North Peak of Mt. Index-Washington

Photo by Tim Hagan
Mt. Index in winter

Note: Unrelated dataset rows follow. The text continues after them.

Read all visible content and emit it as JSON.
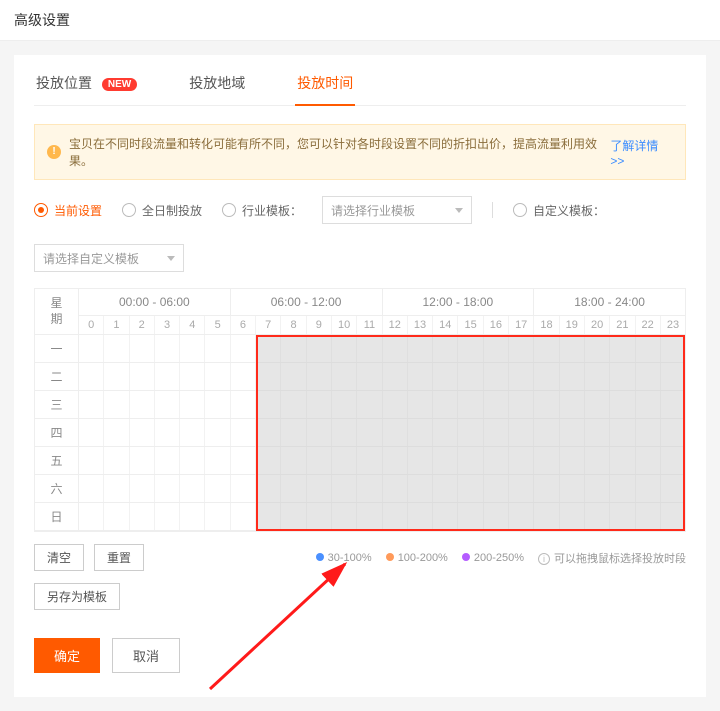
{
  "pageTitle": "高级设置",
  "tabs": [
    {
      "label": "投放位置",
      "badge": "NEW",
      "active": false
    },
    {
      "label": "投放地域",
      "active": false
    },
    {
      "label": "投放时间",
      "active": true
    }
  ],
  "notice": {
    "text": "宝贝在不同时段流量和转化可能有所不同，您可以针对各时段设置不同的折扣出价，提高流量利用效果。",
    "link": "了解详情 >>"
  },
  "modes": {
    "current": "当前设置",
    "allday": "全日制投放",
    "industry": "行业模板：",
    "industry_select": "请选择行业模板",
    "custom": "自定义模板：",
    "custom_select": "请选择自定义模板"
  },
  "schedule": {
    "corner_top": "星",
    "corner_bottom": "期",
    "ranges": [
      "00:00 - 06:00",
      "06:00 - 12:00",
      "12:00 - 18:00",
      "18:00 - 24:00"
    ],
    "hours": [
      "0",
      "1",
      "2",
      "3",
      "4",
      "5",
      "6",
      "7",
      "8",
      "9",
      "10",
      "11",
      "12",
      "13",
      "14",
      "15",
      "16",
      "17",
      "18",
      "19",
      "20",
      "21",
      "22",
      "23"
    ],
    "days": [
      "一",
      "二",
      "三",
      "四",
      "五",
      "六",
      "日"
    ],
    "selected": {
      "from_hour": 7,
      "to_hour": 24
    }
  },
  "buttons": {
    "clear": "清空",
    "reset": "重置",
    "saveas": "另存为模板",
    "ok": "确定",
    "cancel": "取消"
  },
  "legend": {
    "l1": "30-100%",
    "l2": "100-200%",
    "l3": "200-250%",
    "hint": "可以拖拽鼠标选择投放时段"
  }
}
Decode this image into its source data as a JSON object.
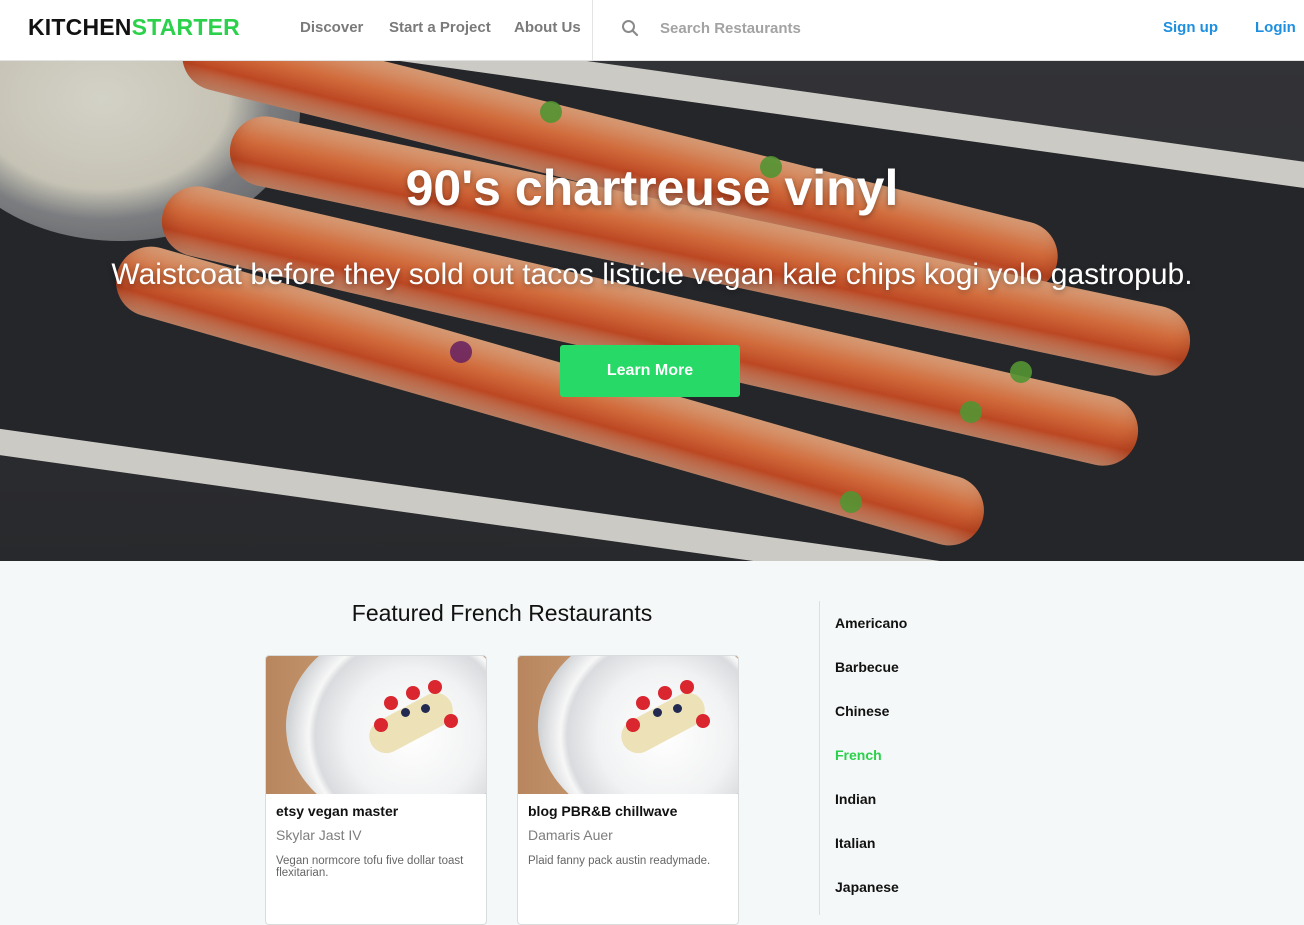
{
  "brand": {
    "part1": "KITCHEN",
    "part2": "STARTER"
  },
  "nav": {
    "discover": "Discover",
    "start_project": "Start a Project",
    "about": "About Us"
  },
  "search": {
    "placeholder": "Search Restaurants"
  },
  "auth": {
    "signup": "Sign up",
    "login": "Login"
  },
  "hero": {
    "title": "90's chartreuse vinyl",
    "subtitle": "Waistcoat before they sold out tacos listicle vegan kale chips kogi yolo gastropub.",
    "cta": "Learn More"
  },
  "featured": {
    "title": "Featured French Restaurants",
    "cards": [
      {
        "name": "etsy vegan master",
        "owner": "Skylar Jast IV",
        "description": "Vegan normcore tofu five dollar toast flexitarian."
      },
      {
        "name": "blog PBR&B chillwave",
        "owner": "Damaris Auer",
        "description": "Plaid fanny pack austin readymade."
      }
    ]
  },
  "categories": [
    "Americano",
    "Barbecue",
    "Chinese",
    "French",
    "Indian",
    "Italian",
    "Japanese"
  ],
  "active_category": "French",
  "colors": {
    "brand_green": "#2bd14b",
    "button_green": "#27d966",
    "link_blue": "#1e8fe0"
  }
}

In the late 1980’s I climbed with Kevin Wood, a person of unique personality. He suggested we climb the Northeast Spur of the North Peak of Mt. Index which he had climbed a couple of years prior. It was a late hot summer weekend. We arrived at the Lake Serene trailhead Saturday morning and hiked the old trail which if anyone remembers was rather steep in sections. The lake was free of day hikers and Kevin decided to swim to a large rock and began doing naked yoga poses. I found a smooth rock and stripped down for some superb sun bathing. It wasn’t long before I heard a voice and noticed a single woman walking up the shore trail. She smiled and stated the obvious that it was a warm beautiful day. After an hour Kevin swam to shore and we both dressed and gathered our packs and gear for our scramble to the nights bivy spot. As we started walking along the shore we passed the only other person who had hiked to the lake, the woman from earlier was heading back down the trail. I smiled sheepishly as we passed and said what a great day. She agreed that it was and how she had the lake all to herself except for two naked guys. We laughed as we passed. At the end of the lake was a talus slope and at its top we arranged our camp. We quickly headed to sleep before a sunrise start to the actual climb. It has been a long time since the climb so memories are unclear. I remember the first couple of pitches being straightforward. It was a section called the rock bowl where the difficulties began. Kevin led the pitch which went up and then to the right. It was a smooth wall and in leather mountain boots I remember wishing for rock shoes. I recall using an old piton for a foothold as I traversed up and across the face. The other foothold was a down sloping step and I had to press my body to move pass a bulge in the rock and nearly fell. I somehow caught myself and continued toward Kevin and his belay stance. He complimented me on saving myself and possibly him as the belay was not all that solid. We then climbed around to a not obvious ledge that led to a long gully that snaked upwards. There was no place to place protection and the rock was water worn smooth. I thought at that moment that this would be a horrible experience if it began to rain as the gully was the natural water drainage from the higher reaches of the peak. I don’t remember the next couple of pitches until the North Rib. The rib was a vertical tower and we climbed to the top and along an airy section to a heather bench below the false summit. It was a couple of additional pitches and a lot of loose rock scrambling to finally reach the summit. The summit area was small and we sat looking the 5500 vertical feet straight down to Lake Serene. I looked around and it was quite clear that the only logical way off of this thing was the way we had climbed up. The descent took longer than the climb up. One belay anchor was a large bush that we dug some dirt away from its base with a sharp rock and looped two large runners . As Kevin began to rappel he yelled back “to not load the anchor”. I shook my head and laughed to myself (I have used this instruction a few times since to the shock of a couple of climbing partners). Five and a half hours later we were off the route and hiking back to our car just before sunset. A long day and one that I enjoy remembering every time I drive over Stevens Pass.